### What to produce:
From the entries that follow, gather each line holding the word "JSON".
******
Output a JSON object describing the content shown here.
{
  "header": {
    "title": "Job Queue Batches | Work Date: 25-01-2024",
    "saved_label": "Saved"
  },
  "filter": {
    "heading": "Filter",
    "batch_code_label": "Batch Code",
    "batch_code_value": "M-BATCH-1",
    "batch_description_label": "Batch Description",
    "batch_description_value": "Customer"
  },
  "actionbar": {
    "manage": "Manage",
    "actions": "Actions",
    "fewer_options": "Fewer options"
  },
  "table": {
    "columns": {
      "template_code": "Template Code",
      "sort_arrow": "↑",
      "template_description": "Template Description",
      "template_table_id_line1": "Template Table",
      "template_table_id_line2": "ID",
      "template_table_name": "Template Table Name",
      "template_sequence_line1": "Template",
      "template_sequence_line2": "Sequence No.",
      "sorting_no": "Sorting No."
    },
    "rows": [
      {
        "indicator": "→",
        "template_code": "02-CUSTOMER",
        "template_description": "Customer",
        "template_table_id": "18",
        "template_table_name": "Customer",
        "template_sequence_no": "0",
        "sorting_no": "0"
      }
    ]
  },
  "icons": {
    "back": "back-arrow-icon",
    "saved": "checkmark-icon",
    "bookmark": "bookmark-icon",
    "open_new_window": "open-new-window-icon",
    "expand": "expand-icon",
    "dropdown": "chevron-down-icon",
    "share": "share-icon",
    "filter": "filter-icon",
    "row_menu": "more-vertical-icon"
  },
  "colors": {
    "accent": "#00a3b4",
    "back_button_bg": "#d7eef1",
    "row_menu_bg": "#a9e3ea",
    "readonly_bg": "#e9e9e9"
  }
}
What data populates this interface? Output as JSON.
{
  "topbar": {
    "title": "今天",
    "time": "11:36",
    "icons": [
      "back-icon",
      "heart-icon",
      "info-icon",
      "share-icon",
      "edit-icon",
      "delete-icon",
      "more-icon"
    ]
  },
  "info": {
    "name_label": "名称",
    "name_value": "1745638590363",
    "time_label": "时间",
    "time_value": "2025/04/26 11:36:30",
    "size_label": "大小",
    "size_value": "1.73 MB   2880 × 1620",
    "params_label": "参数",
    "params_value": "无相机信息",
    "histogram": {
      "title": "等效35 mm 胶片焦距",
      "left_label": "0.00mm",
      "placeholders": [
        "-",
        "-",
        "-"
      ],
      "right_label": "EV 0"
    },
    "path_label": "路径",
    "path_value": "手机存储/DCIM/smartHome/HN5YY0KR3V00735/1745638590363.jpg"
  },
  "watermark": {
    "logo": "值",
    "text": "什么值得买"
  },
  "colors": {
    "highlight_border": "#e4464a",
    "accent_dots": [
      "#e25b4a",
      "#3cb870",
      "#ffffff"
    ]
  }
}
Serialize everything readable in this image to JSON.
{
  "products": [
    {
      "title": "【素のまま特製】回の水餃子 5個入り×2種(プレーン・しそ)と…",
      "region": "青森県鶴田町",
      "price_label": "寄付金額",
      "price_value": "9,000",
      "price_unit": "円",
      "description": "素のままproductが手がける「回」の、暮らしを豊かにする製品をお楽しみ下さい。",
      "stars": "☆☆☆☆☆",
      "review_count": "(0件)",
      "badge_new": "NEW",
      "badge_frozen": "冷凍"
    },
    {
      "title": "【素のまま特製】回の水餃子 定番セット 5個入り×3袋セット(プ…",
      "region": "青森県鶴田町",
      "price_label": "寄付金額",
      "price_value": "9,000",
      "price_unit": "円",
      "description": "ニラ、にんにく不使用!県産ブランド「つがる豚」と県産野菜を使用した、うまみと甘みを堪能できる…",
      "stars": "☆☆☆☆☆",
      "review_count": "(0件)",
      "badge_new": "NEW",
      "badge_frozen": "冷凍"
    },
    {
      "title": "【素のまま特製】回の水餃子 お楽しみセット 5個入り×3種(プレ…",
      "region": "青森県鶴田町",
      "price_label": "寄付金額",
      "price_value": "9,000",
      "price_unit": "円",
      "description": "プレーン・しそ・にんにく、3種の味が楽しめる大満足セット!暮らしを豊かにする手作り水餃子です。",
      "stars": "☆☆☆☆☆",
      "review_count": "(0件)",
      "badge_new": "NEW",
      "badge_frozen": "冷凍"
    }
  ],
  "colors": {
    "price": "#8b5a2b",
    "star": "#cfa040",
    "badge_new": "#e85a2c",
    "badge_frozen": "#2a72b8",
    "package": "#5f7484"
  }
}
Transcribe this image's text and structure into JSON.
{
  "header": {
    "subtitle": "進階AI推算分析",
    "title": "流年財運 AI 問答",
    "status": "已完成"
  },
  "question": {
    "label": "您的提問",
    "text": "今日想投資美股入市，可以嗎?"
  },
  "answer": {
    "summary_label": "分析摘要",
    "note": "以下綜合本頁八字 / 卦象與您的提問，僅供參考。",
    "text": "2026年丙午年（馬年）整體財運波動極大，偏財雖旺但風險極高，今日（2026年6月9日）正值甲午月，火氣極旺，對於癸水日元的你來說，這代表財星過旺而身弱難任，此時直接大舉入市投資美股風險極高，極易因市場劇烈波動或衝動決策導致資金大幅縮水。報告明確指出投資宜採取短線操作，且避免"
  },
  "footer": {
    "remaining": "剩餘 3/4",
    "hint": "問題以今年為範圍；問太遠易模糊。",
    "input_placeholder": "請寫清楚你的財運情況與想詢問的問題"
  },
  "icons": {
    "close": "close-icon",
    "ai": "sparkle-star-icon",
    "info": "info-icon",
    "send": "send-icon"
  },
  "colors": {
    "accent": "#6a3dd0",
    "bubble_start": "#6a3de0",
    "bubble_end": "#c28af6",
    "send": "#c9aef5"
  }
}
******
### Task solution:
Output a JSON object describing the content shown here.
What data populates this interface? Output as JSON.
Serialize everything readable in this image to JSON.
Transcribe this image's text and structure into JSON.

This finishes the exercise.